A dead letter is defined by Wikipedia as the term for an order that no one can enforce as such. It is considered to be no more than the desire of the person who drafted it.
Today I heard an interview on the radio with a representative from the National Insurance Institute, who defined it excellently: The representative explained to what extent the Institute regards training and development of nursing care staff as an essential and necessary matter, but desires are one thing while reality is quite another thing.
According to the State Comptroller’s Report, which examined the agreement signed between the National Insurance and the nursing care companies, it was determined that the companies themselves would train only 30% of the nursing practitioners. The Comptroller determined that non-enforcement of the obligation of training by the National Insurance transforms this requirement into a “dead letter”.
During the course of the three years that I have served as CEO of the “Lifes Door” Organization, the National Insurance has not yet completed redrafting the Nursing Law so that it will offer a full development framework for workers. Do you have any idea how many elderly people requiring nursing care have accumulated during these three years? How many have been treated by unskilled hands and how many have died in the care of those hands?
70% of those directly engaged in supplementary nursing care are women lacking dedicated professional training, and despite this fact serve as the primary “significant other”, taking care of the elderly person, spending extensive periods of time with that person, even more than close relatives.
Frequently the caregiver utilizes “natural instincts”, but lacks the tools or language to personally cope with suffering and loss.
This is a daily journey of survival. The emotional burden resting on their shoulders constitutes one of the factors of attrition and “mercy fatigue” that lead us to headlines in the paper blaring about “neglect” and even “violence”. Studies undertaken indicate the high level of denial and repression that is translated into emotional alienation and “escape” to the operational and functional places in the daily routine of nursing care.

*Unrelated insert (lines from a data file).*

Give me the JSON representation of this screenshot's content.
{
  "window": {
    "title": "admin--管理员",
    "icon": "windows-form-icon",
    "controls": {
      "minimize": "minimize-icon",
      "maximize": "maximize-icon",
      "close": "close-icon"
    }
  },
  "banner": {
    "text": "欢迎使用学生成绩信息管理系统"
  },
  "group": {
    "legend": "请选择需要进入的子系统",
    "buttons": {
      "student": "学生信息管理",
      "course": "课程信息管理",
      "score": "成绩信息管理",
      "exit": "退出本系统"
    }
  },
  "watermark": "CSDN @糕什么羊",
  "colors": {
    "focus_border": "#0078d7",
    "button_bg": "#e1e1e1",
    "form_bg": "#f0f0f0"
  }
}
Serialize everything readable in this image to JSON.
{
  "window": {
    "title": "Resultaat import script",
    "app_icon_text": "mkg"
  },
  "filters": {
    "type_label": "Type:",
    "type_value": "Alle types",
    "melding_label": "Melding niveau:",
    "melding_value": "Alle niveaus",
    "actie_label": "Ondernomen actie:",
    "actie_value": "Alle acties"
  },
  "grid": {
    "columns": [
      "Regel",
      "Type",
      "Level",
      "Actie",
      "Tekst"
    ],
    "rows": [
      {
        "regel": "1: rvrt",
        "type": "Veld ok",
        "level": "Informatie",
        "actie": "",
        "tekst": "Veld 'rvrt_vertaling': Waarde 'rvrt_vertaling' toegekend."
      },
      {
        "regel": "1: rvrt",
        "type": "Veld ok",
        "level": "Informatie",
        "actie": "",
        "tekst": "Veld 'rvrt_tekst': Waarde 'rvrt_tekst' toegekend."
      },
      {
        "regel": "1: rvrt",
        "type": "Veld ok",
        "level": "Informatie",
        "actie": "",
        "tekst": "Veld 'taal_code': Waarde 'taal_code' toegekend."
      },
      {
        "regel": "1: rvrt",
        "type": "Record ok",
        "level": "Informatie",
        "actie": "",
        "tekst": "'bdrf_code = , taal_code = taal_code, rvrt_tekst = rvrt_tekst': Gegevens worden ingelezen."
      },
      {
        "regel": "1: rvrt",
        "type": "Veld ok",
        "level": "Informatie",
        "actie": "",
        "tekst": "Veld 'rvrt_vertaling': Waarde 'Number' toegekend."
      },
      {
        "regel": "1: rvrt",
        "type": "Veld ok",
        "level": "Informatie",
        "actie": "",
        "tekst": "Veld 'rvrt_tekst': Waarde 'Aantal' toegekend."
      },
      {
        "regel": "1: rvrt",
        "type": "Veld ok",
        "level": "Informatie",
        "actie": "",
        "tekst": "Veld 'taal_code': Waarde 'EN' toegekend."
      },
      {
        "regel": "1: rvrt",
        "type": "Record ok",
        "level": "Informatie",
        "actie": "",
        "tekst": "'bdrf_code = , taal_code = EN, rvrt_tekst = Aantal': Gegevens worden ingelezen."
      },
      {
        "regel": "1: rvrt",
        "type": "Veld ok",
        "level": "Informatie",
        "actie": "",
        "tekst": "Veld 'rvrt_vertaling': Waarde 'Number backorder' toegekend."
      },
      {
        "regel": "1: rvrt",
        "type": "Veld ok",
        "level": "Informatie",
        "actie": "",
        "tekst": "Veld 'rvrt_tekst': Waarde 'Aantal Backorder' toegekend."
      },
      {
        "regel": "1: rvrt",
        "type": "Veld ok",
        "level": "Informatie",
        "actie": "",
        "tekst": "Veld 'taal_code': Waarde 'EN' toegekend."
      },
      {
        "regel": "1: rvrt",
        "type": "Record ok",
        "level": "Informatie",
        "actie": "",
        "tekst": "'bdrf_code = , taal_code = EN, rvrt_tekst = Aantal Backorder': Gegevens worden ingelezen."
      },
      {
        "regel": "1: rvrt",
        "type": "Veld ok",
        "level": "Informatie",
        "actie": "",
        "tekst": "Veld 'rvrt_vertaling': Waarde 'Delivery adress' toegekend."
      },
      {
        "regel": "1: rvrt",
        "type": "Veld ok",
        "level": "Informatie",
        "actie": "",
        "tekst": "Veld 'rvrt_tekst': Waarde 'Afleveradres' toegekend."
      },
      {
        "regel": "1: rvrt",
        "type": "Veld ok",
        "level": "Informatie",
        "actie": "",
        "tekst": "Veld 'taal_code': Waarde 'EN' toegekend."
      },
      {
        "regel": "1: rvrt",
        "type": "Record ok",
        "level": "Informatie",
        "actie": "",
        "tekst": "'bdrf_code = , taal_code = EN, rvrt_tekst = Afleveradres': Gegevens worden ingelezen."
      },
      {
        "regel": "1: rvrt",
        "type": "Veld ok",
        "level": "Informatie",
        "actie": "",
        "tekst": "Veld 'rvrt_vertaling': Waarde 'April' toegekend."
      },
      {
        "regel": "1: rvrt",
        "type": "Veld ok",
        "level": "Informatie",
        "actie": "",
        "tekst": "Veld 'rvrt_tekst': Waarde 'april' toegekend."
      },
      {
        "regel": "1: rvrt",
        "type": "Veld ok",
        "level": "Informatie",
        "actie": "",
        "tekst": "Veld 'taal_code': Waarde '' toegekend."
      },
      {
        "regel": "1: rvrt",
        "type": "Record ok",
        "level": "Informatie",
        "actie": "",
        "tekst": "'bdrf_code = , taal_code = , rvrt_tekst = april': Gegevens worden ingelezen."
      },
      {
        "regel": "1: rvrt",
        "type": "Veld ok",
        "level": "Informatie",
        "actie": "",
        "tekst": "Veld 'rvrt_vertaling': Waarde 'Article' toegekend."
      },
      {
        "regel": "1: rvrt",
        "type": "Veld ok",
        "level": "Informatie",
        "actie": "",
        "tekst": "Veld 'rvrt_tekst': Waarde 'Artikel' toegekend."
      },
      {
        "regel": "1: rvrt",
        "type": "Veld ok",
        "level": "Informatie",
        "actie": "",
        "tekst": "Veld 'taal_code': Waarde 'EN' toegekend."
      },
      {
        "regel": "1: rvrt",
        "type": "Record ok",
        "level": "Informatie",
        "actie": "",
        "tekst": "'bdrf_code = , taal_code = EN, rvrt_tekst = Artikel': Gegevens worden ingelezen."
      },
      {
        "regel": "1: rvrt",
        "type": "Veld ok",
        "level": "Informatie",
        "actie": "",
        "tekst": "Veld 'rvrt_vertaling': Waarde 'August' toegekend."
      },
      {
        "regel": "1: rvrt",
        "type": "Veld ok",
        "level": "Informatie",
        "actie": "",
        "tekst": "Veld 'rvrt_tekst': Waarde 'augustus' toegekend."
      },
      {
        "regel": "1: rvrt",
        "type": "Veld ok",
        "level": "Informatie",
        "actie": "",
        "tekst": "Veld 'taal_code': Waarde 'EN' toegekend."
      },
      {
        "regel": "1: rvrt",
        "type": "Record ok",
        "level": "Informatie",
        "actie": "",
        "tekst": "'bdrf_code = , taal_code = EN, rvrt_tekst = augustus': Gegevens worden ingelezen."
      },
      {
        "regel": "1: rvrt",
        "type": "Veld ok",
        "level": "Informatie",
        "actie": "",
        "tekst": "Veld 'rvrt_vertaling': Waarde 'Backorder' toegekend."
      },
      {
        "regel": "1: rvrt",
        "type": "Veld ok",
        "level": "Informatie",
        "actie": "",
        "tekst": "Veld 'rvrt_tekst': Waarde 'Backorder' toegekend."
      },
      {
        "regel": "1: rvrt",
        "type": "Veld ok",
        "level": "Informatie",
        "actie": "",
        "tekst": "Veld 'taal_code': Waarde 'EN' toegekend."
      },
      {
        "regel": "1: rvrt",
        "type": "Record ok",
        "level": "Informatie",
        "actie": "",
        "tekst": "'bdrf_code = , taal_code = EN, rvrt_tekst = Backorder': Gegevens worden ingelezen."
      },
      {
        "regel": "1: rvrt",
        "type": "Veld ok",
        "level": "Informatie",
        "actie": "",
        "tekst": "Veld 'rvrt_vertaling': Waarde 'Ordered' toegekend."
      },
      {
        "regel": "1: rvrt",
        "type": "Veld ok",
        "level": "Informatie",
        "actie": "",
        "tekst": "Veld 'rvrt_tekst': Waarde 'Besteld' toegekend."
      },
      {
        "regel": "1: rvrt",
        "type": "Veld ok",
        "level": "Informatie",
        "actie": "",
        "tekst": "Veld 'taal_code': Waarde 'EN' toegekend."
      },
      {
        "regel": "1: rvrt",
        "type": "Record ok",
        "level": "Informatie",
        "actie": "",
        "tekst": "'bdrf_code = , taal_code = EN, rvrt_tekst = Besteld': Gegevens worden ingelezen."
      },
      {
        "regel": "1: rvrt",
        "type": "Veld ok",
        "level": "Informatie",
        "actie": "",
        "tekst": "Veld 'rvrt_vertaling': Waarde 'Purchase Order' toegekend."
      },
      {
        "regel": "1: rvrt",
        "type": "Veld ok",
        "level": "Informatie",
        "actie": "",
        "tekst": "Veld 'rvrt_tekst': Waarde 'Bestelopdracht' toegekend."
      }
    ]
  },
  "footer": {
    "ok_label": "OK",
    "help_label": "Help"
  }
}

Who takes care of the caregiver? Who sees to it that they do not become burned out? Who ensures that this burning out is not transferred to the elderly patient and that it is not expressed in the manner in which he receives the care?
In the framework of my work in the organization I meet nursing caregivers who sometimes benefit – for the first time after years of work – from meetings that provide them with tools to improve the emotional and human coping with their devoted work.
I experience their gratitude every time anew, when someone stops for a moment and listens to them and provides them with tools, information and the opportunity to connect between the practical work (doing) and time spent (being) with the elderly person; offering them a “place” to work out daily issues from a personal point-of-view and to understand the interaction with the elderly from new emotional, spiritual and social perspectives. All of this within the collegial reference group with “those who understand me and know what I’m speaking about”.
They are not afraid to speak about anything connected with issues such as the ending of life, deterioration and accumulated losses, the complexity of care for dementia patients, hope, dealing with family members, reducing anger, frustration and more. All that is needed is to facilitate the budget, because today it is “them”, tomorrow it is your parents and the day after tomorrow (how time flies by) it will be you.
The purpose of the Organization is to promote awareness for the importance of the connection between care processes, healing and nursing care and the mental and spiritual well being. The Organization operates amongst patients suffering from life-threatening and chronic illnesses, the elderly, terminal patients, decision makers, as well as professionals from the field of caregiving healing and nursing.